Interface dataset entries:
:::

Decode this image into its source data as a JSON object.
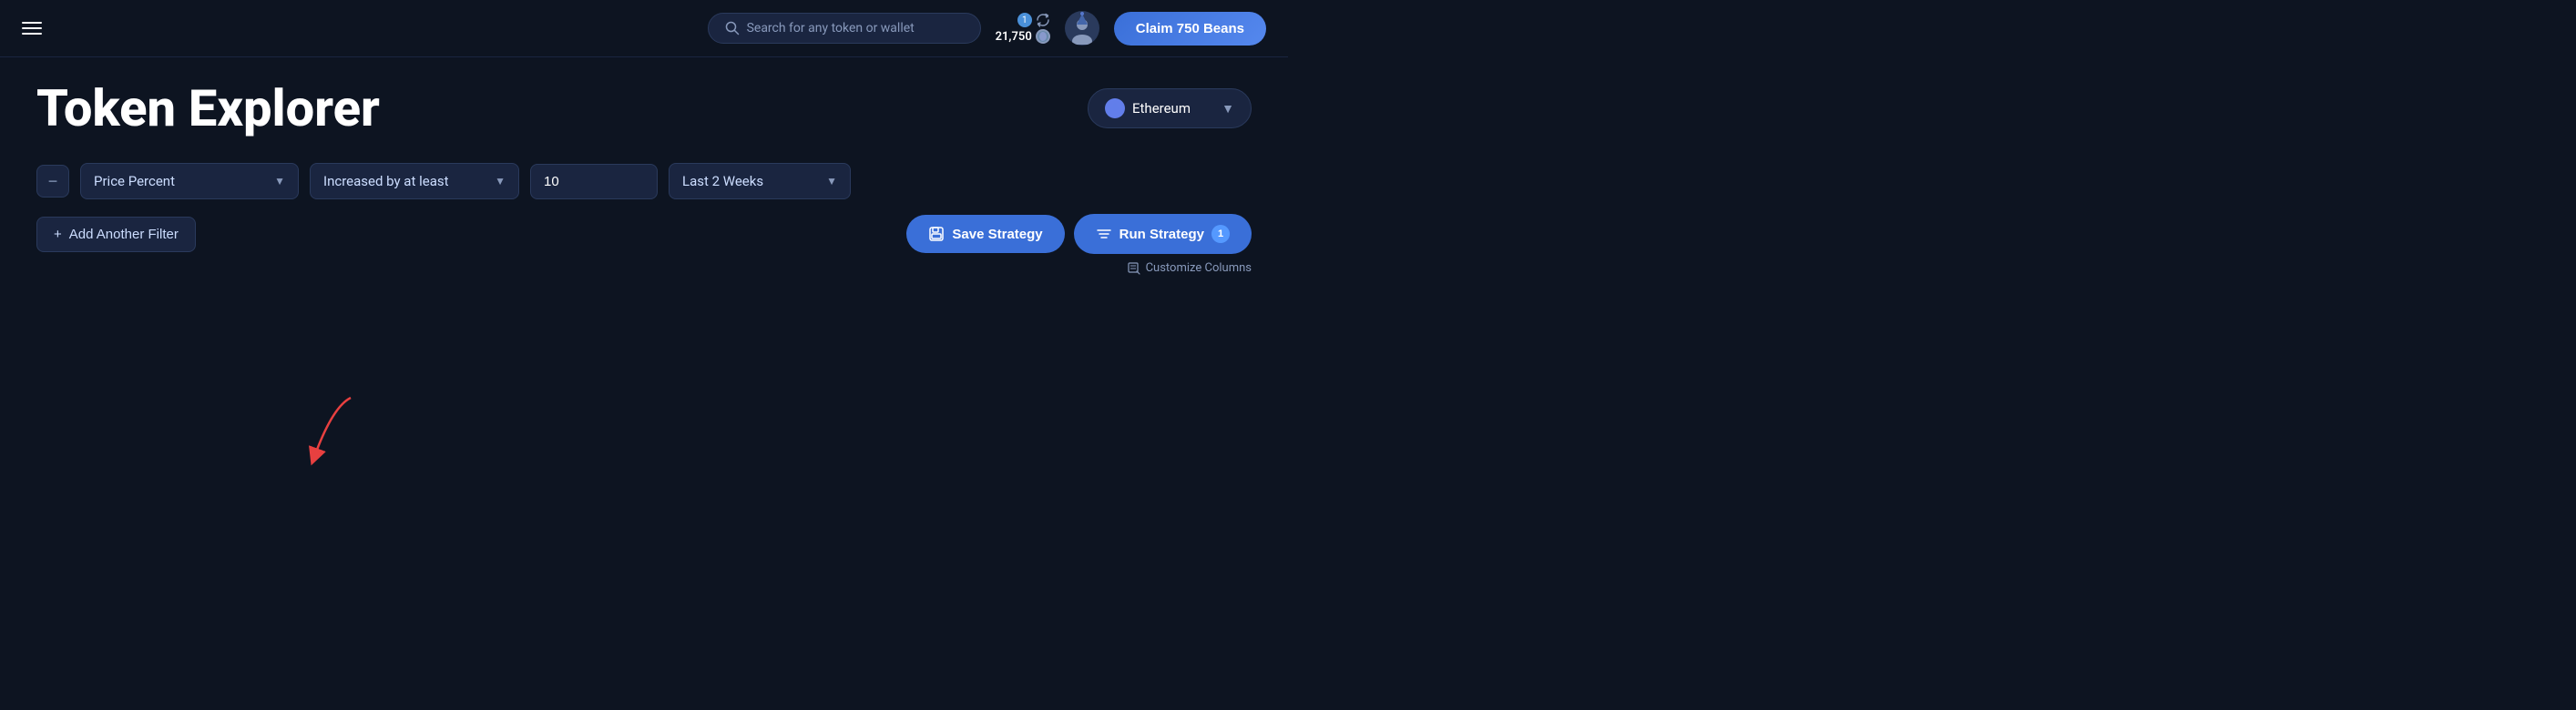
{
  "header": {
    "search_placeholder": "Search for any token or wallet",
    "beans_count": "21,750",
    "notification_count": "1",
    "claim_button_label": "Claim 750 Beans"
  },
  "page": {
    "title": "Token Explorer",
    "network": "Ethereum",
    "customize_columns_label": "Customize Columns"
  },
  "filters": {
    "remove_label": "−",
    "price_filter_label": "Price Percent",
    "condition_label": "Increased by at least",
    "value": "10",
    "time_label": "Last 2 Weeks"
  },
  "actions": {
    "add_filter_label": "Add Another Filter",
    "save_strategy_label": "Save Strategy",
    "run_strategy_label": "Run Strategy",
    "run_badge": "1"
  },
  "icons": {
    "hamburger": "☰",
    "search": "🔍",
    "chevron_down": "▼",
    "plus": "+",
    "save": "💾",
    "filter": "≡",
    "edit": "✎"
  }
}
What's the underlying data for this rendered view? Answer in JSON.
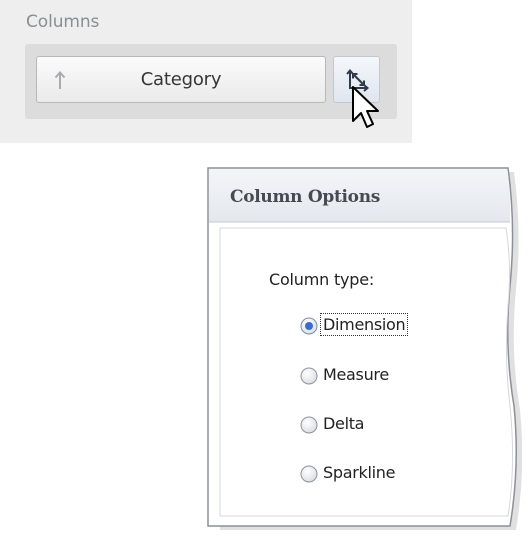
{
  "columns_panel": {
    "title": "Columns",
    "item": {
      "label": "Category",
      "sort_icon": "sort-arrow-up-icon"
    },
    "options_button_icon": "axes-swap-icon"
  },
  "column_options": {
    "title": "Column Options",
    "type_label": "Column type:",
    "options": [
      {
        "label": "Dimension",
        "selected": true
      },
      {
        "label": "Measure",
        "selected": false
      },
      {
        "label": "Delta",
        "selected": false
      },
      {
        "label": "Sparkline",
        "selected": false
      }
    ]
  },
  "colors": {
    "panel_bg": "#eeeeef",
    "accent_radio": "#3a6cc8",
    "title_text": "#474a50"
  }
}
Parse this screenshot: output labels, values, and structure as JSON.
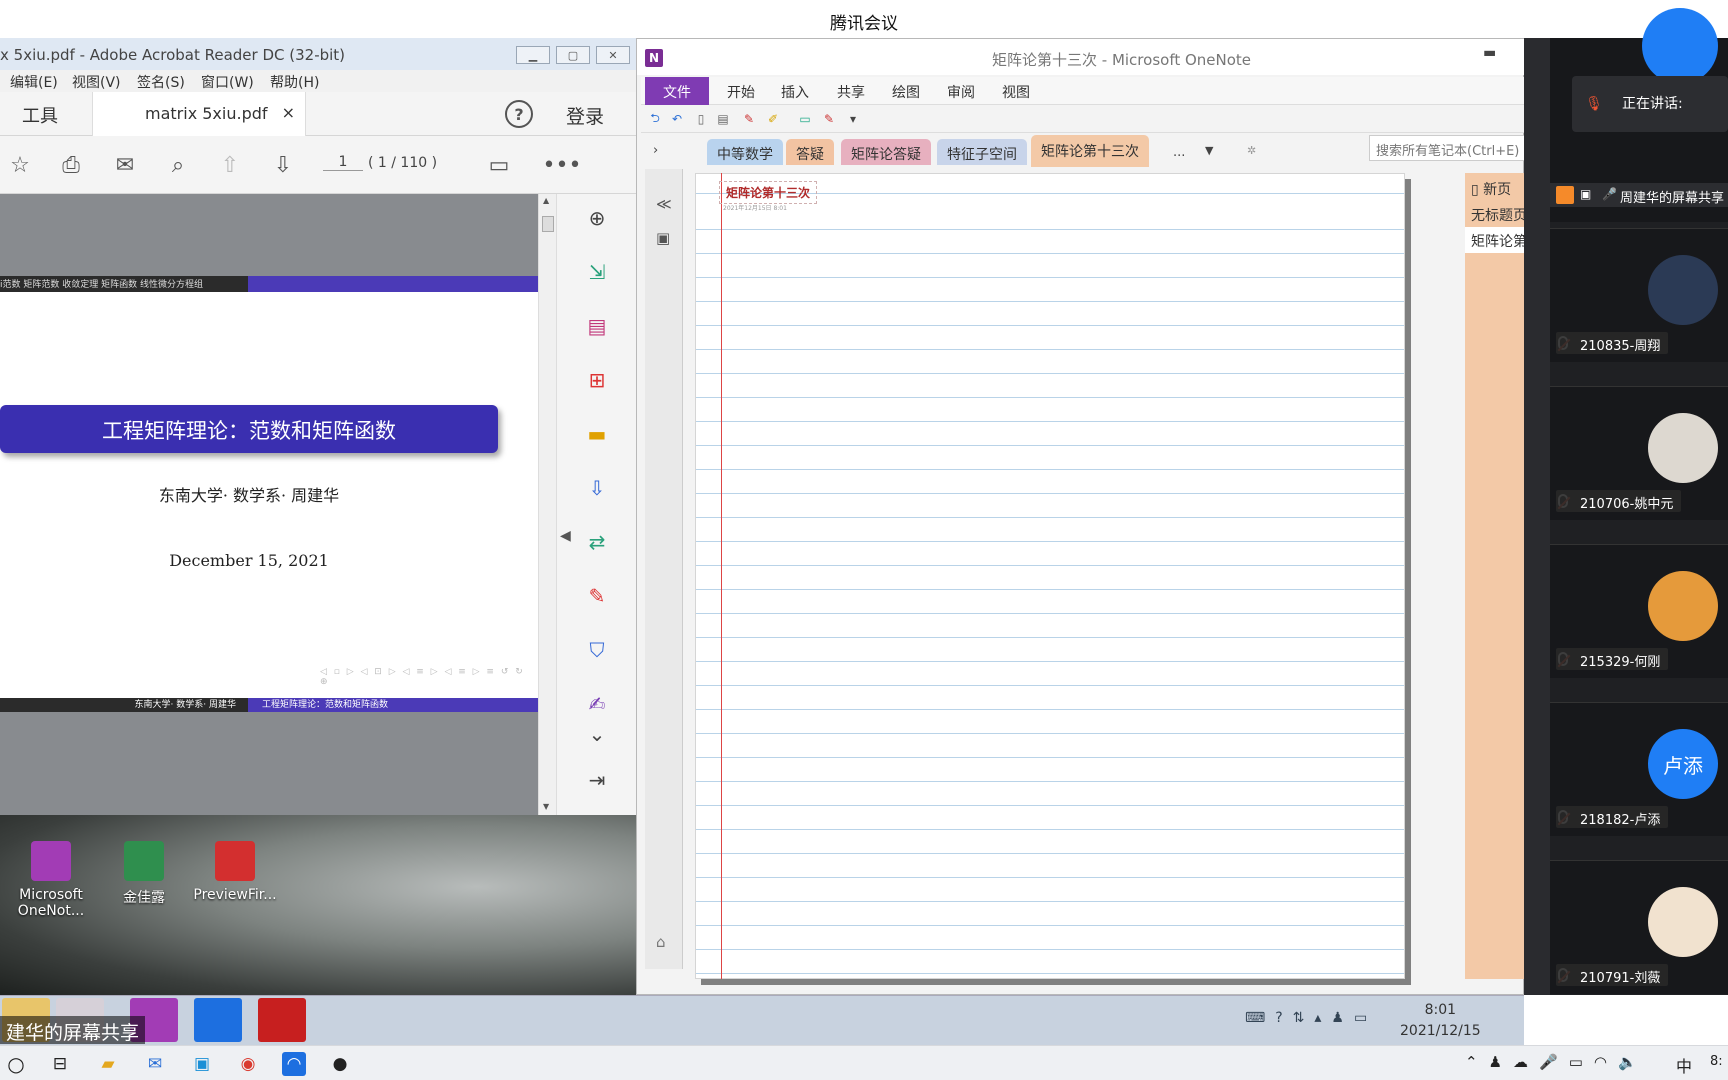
{
  "tencent_meeting": {
    "title": "腾讯会议",
    "speaking_label": "正在讲话:",
    "sharer_label": "周建华的屏幕共享",
    "share_overlay_label": "建华的屏幕共享",
    "participants": [
      {
        "name": "210835-周翔",
        "avatar_color": "#2b3a55"
      },
      {
        "name": "210706-姚中元",
        "avatar_color": "#ddd8d0"
      },
      {
        "name": "215329-何刚",
        "avatar_color": "#e59a3b"
      },
      {
        "name": "218182-卢添",
        "avatar_text": "卢添",
        "avatar_color": "#1f7ef5"
      },
      {
        "name": "210791-刘薇",
        "avatar_color": "#f1e2cf"
      }
    ]
  },
  "acrobat": {
    "window_title": "x 5xiu.pdf - Adobe Acrobat Reader DC (32-bit)",
    "menu": [
      "编辑(E)",
      "视图(V)",
      "签名(S)",
      "窗口(W)",
      "帮助(H)"
    ],
    "tools_tab": "工具",
    "doc_tab": "matrix 5xiu.pdf",
    "help": "?",
    "login": "登录",
    "page_current": "1",
    "page_total": "( 1 / 110 )",
    "slide": {
      "nav_text": "i范数  矩阵范数  收敛定理  矩阵函数  线性微分方程组",
      "title": "工程矩阵理论：范数和矩阵函数",
      "author": "东南大学· 数学系· 周建华",
      "date": "December 15, 2021",
      "nav_symbols": "◁ ▫ ▷  ◁ ⊡ ▷  ◁ ≡ ▷  ◁ ≡ ▷   ≡   ↺ ↻ ⊕",
      "footer_left": "东南大学· 数学系· 周建华",
      "footer_right": "工程矩阵理论：范数和矩阵函数"
    }
  },
  "onenote": {
    "window_title": "矩阵论第十三次 - Microsoft OneNote",
    "ribbon_tabs": [
      "文件",
      "开始",
      "插入",
      "共享",
      "绘图",
      "审阅",
      "视图"
    ],
    "section_tabs": [
      {
        "label": "中等数学",
        "color": "#b9d3ee"
      },
      {
        "label": "答疑",
        "color": "#f2c3a2"
      },
      {
        "label": "矩阵论答疑",
        "color": "#e7b0bf"
      },
      {
        "label": "特征子空间",
        "color": "#c8d4ea"
      },
      {
        "label": "矩阵论第十三次",
        "color": "#f3c9a7"
      }
    ],
    "more_tabs": "...",
    "search_placeholder": "搜索所有笔记本(Ctrl+E)",
    "page_title": "矩阵论第十三次",
    "page_meta": "2021年12月15日 8:01",
    "page_list": [
      "新页",
      "无标题页",
      "矩阵论第十三次"
    ]
  },
  "desktop_icons": [
    {
      "label_line1": "Microsoft",
      "label_line2": "OneNot...",
      "color": "#a23cb5"
    },
    {
      "label_line1": "金佳露",
      "label_line2": "",
      "color": "#2f8f4e"
    },
    {
      "label_line1": "PreviewFir...",
      "label_line2": "",
      "color": "#d32f2f"
    }
  ],
  "remote_taskbar": {
    "time": "8:01",
    "date": "2021/12/15"
  },
  "taskbar": {
    "lang": "中",
    "time": "8:"
  }
}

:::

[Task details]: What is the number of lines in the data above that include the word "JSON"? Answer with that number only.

[Answer space]: 3